Is private equity's British care home model ageing badly?

Private equity investment in care homes, or nursing homes as they’re known Stateside, has never been without complications. Just ask the Carlyle or Blackstone groups, both of whom have been targeted repeatedly by pundits and protesters suggesting such assets shouldn’t be in private hands.

“They may not have sold their own grandmothers to make a fast-buck, but they certainly sold yours,” was the soundbite lobbed by a UK politician back in 2011 with the collapse of Southern Cross, a UK care-home chain previously owned by Blackstone.

The latest headache is a warning from ratings agency Fitch that the UK sector in particular will not be able to maintain its margins.

“Private operators are squeezed because their revenue is capped by local authorities, and their costs are increasing,” says Fitch analyst Victoria Ghannage. “It is a classic squeeze of margins.”

Since 2011, local authorities have tried to balance the books in the face of government funding cuts. All care homes with publicly funded residents have endured a 5 percent drop in fees, according to care sector data and analysis specialist LaingBuisson.

Meanwhile, the national living wage is about to exacerbate margin pressures in a sector where staffing is the most significant cost, accounting for around 60 percent of turnover, and up to 80 percent where more complex care is required.

That suggests that a business model based on structural growth, propelled by an ageing population, and steady, recurring revenues in a primarily government-funded sector has become increasingly challenged. Which is concerning, given Fitch reckons 90 percent of the UK’s care homes are private equity-owned. The largest operator is Terra Firma, which acquired Four Seasons Health Care in an £825 million ($1.1 billion; €1 billion) deal that included £500 million of debt in 2012.

In its latest report on leveraged finance in the sector, Fitch gave a ‘CCC’ debt rating to Four Seasons partly because, like smaller peer Care UK (owned by fellow private equity firm Bridgepoint), it has more exposure to lower margin publicly funded residents with less specialised needs, more likely to be affected by funding cuts.

In the face of such pressures, Terra Firma’s injected a fresh £50 million and split the business into three, diversifying revenue streams: Four Seasons Health Care, comprising 350 homes providing personalised nursing care alongside residential care; Brighterkind, with 70 homes targeting higher-end customers looking to self-fund; and The Huntercombe Group, which has 40 hospitals and provides treatment for mental health and brain injury treatment outsourced from the NHS.

An industry source said it was slowly increasing the amount of privately funded patients in the largest and most financially pressured division, with it ultimately targeting 70 percent self-funded for the division’s 20,000 residents.
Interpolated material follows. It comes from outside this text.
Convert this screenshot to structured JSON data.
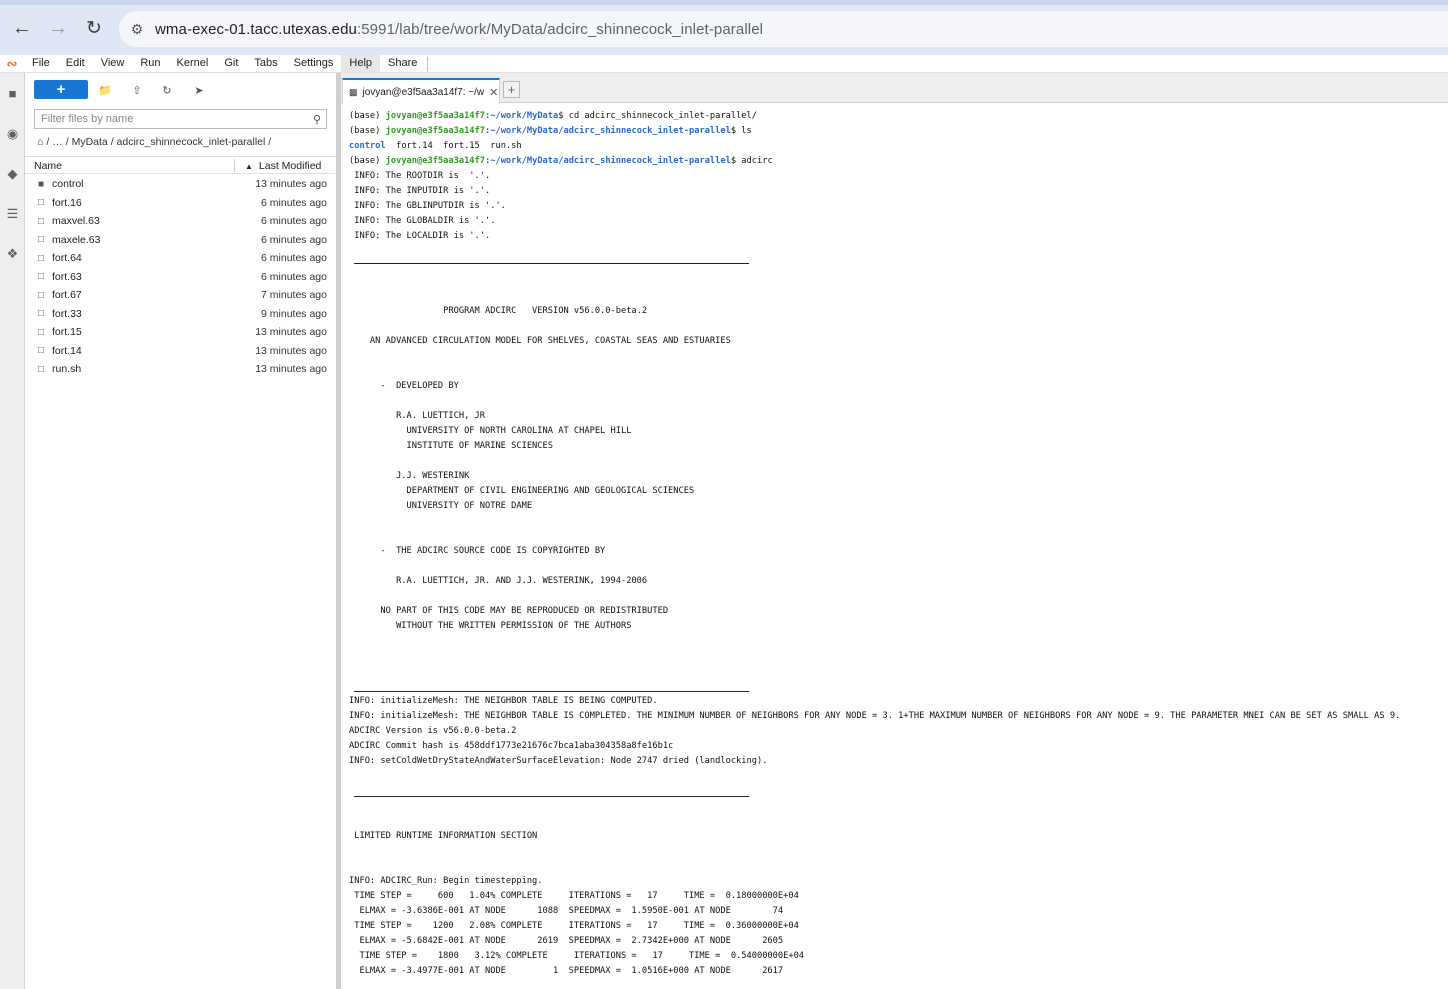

The split of public and private residents is currently around 50/50, but latest admissions have taken it to 54 percent self-funded residents.

There is some relief ahead – from April, local authorities can allocate an extra 2 percent to social care budgets – but it’s by no means smooth sailing. Expect GPs to take some significant actions to support their investments in a sector squarely under pressure.